Every record is to be printed exactly as written, and any picture in it is skipped.

▸ **Provided information**:
┌────────

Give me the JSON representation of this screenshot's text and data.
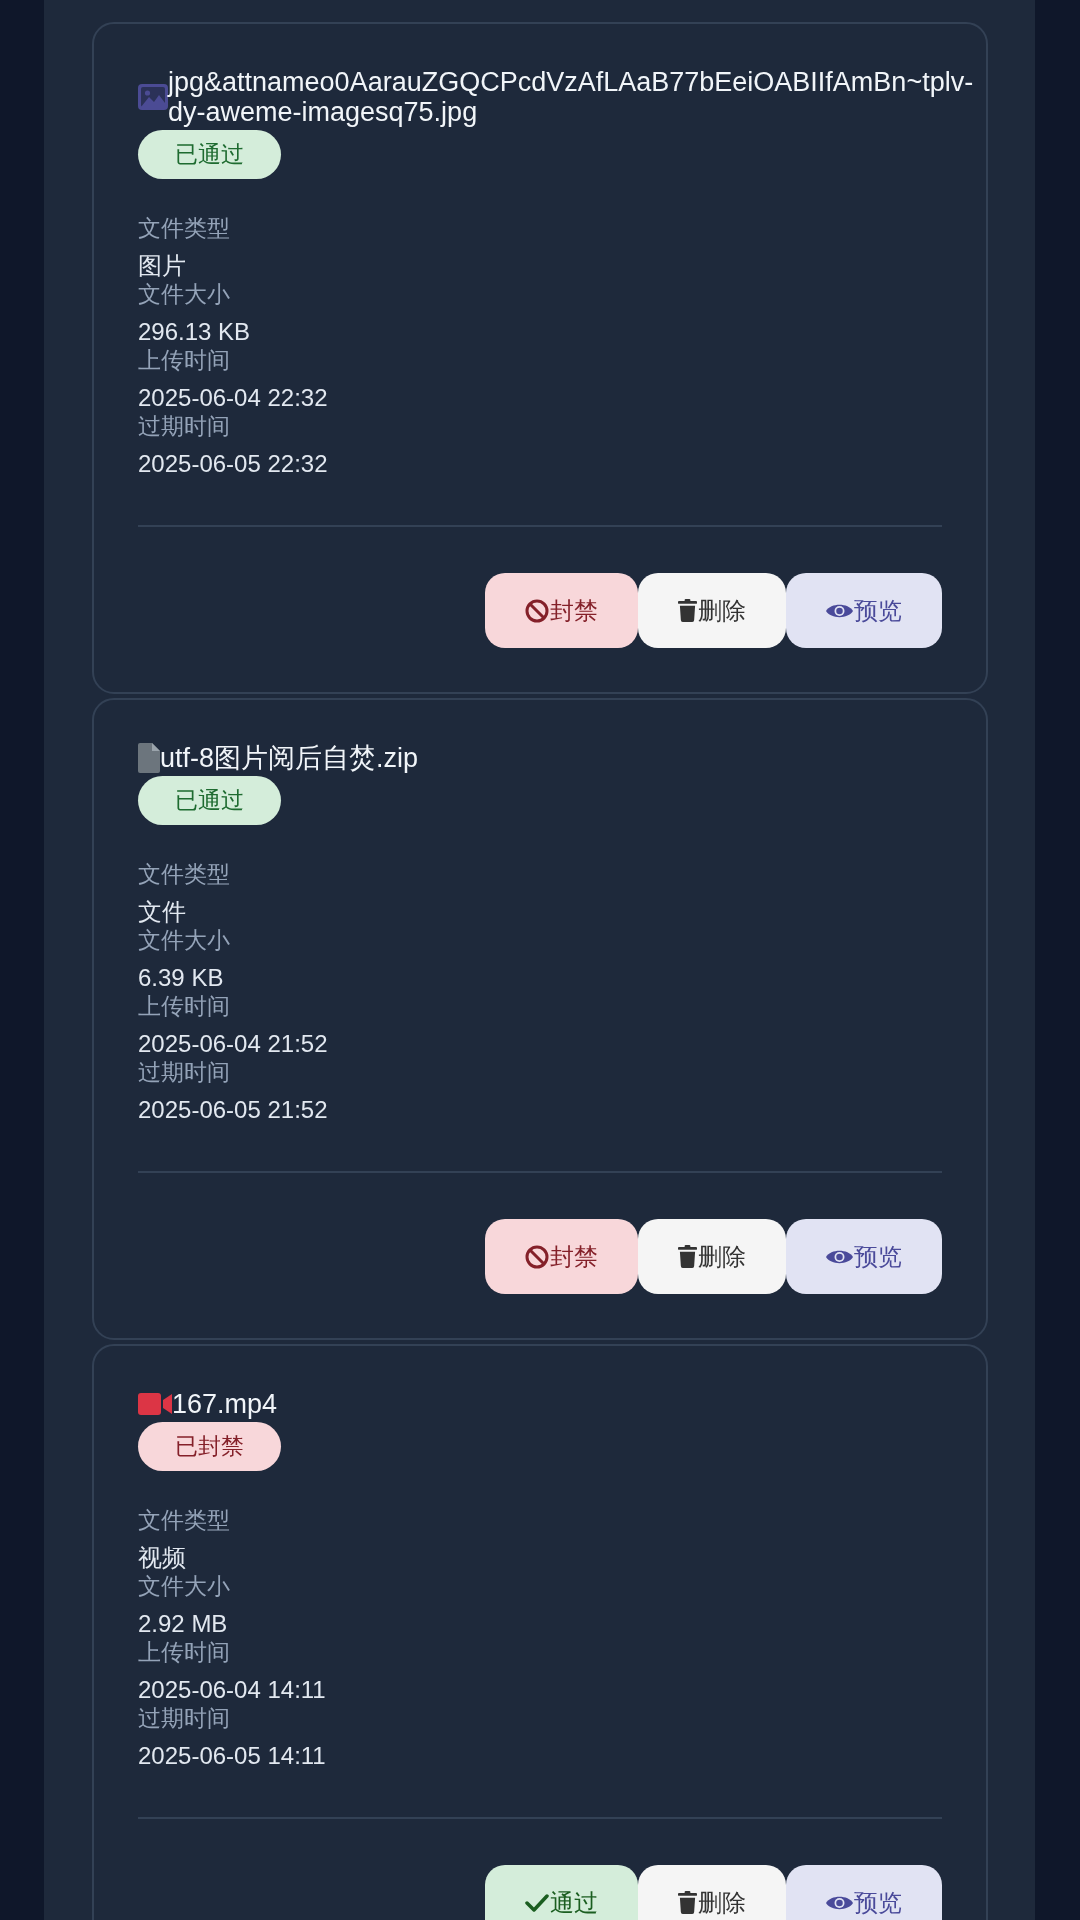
{
  "files": [
    {
      "kind": "image",
      "name": "jpg&attnameo0AarauZGQCPcdVzAfLAaB77bEeiOABIIfAmBn~tplv-dy-aweme-imagesq75.jpg",
      "status": {
        "kind": "approved",
        "label": "已通过"
      },
      "fields": [
        {
          "label": "文件类型",
          "value": "图片"
        },
        {
          "label": "文件大小",
          "value": "296.13 KB"
        },
        {
          "label": "上传时间",
          "value": "2025-06-04 22:32"
        },
        {
          "label": "过期时间",
          "value": "2025-06-05 22:32"
        }
      ],
      "actions": [
        {
          "kind": "ban",
          "label": "封禁"
        },
        {
          "kind": "delete",
          "label": "删除"
        },
        {
          "kind": "preview",
          "label": "预览"
        }
      ]
    },
    {
      "kind": "file",
      "name": "utf-8图片阅后自焚.zip",
      "status": {
        "kind": "approved",
        "label": "已通过"
      },
      "fields": [
        {
          "label": "文件类型",
          "value": "文件"
        },
        {
          "label": "文件大小",
          "value": "6.39 KB"
        },
        {
          "label": "上传时间",
          "value": "2025-06-04 21:52"
        },
        {
          "label": "过期时间",
          "value": "2025-06-05 21:52"
        }
      ],
      "actions": [
        {
          "kind": "ban",
          "label": "封禁"
        },
        {
          "kind": "delete",
          "label": "删除"
        },
        {
          "kind": "preview",
          "label": "预览"
        }
      ]
    },
    {
      "kind": "video",
      "name": "167.mp4",
      "status": {
        "kind": "banned",
        "label": "已封禁"
      },
      "fields": [
        {
          "label": "文件类型",
          "value": "视频"
        },
        {
          "label": "文件大小",
          "value": "2.92 MB"
        },
        {
          "label": "上传时间",
          "value": "2025-06-04 14:11"
        },
        {
          "label": "过期时间",
          "value": "2025-06-05 14:11"
        }
      ],
      "actions": [
        {
          "kind": "approve",
          "label": "通过"
        },
        {
          "kind": "delete",
          "label": "删除"
        },
        {
          "kind": "preview",
          "label": "预览"
        }
      ]
    }
  ]
}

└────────

▸ **Exercise output**:
Give me the JSON representation of this screenshot's text and data.
{
  "files": [
    {
      "kind": "image",
      "name": "jpg&attnameo0AarauZGQCPcdVzAfLAaB77bEeiOABIIfAmBn~tplv-dy-aweme-imagesq75.jpg",
      "status": {
        "kind": "approved",
        "label": "已通过"
      },
      "fields": [
        {
          "label": "文件类型",
          "value": "图片"
        },
        {
          "label": "文件大小",
          "value": "296.13 KB"
        },
        {
          "label": "上传时间",
          "value": "2025-06-04 22:32"
        },
        {
          "label": "过期时间",
          "value": "2025-06-05 22:32"
        }
      ],
      "actions": [
        {
          "kind": "ban",
          "label": "封禁"
        },
        {
          "kind": "delete",
          "label": "删除"
        },
        {
          "kind": "preview",
          "label": "预览"
        }
      ]
    },
    {
      "kind": "file",
      "name": "utf-8图片阅后自焚.zip",
      "status": {
        "kind": "approved",
        "label": "已通过"
      },
      "fields": [
        {
          "label": "文件类型",
          "value": "文件"
        },
        {
          "label": "文件大小",
          "value": "6.39 KB"
        },
        {
          "label": "上传时间",
          "value": "2025-06-04 21:52"
        },
        {
          "label": "过期时间",
          "value": "2025-06-05 21:52"
        }
      ],
      "actions": [
        {
          "kind": "ban",
          "label": "封禁"
        },
        {
          "kind": "delete",
          "label": "删除"
        },
        {
          "kind": "preview",
          "label": "预览"
        }
      ]
    },
    {
      "kind": "video",
      "name": "167.mp4",
      "status": {
        "kind": "banned",
        "label": "已封禁"
      },
      "fields": [
        {
          "label": "文件类型",
          "value": "视频"
        },
        {
          "label": "文件大小",
          "value": "2.92 MB"
        },
        {
          "label": "上传时间",
          "value": "2025-06-04 14:11"
        },
        {
          "label": "过期时间",
          "value": "2025-06-05 14:11"
        }
      ],
      "actions": [
        {
          "kind": "approve",
          "label": "通过"
        },
        {
          "kind": "delete",
          "label": "删除"
        },
        {
          "kind": "preview",
          "label": "预览"
        }
      ]
    }
  ]
}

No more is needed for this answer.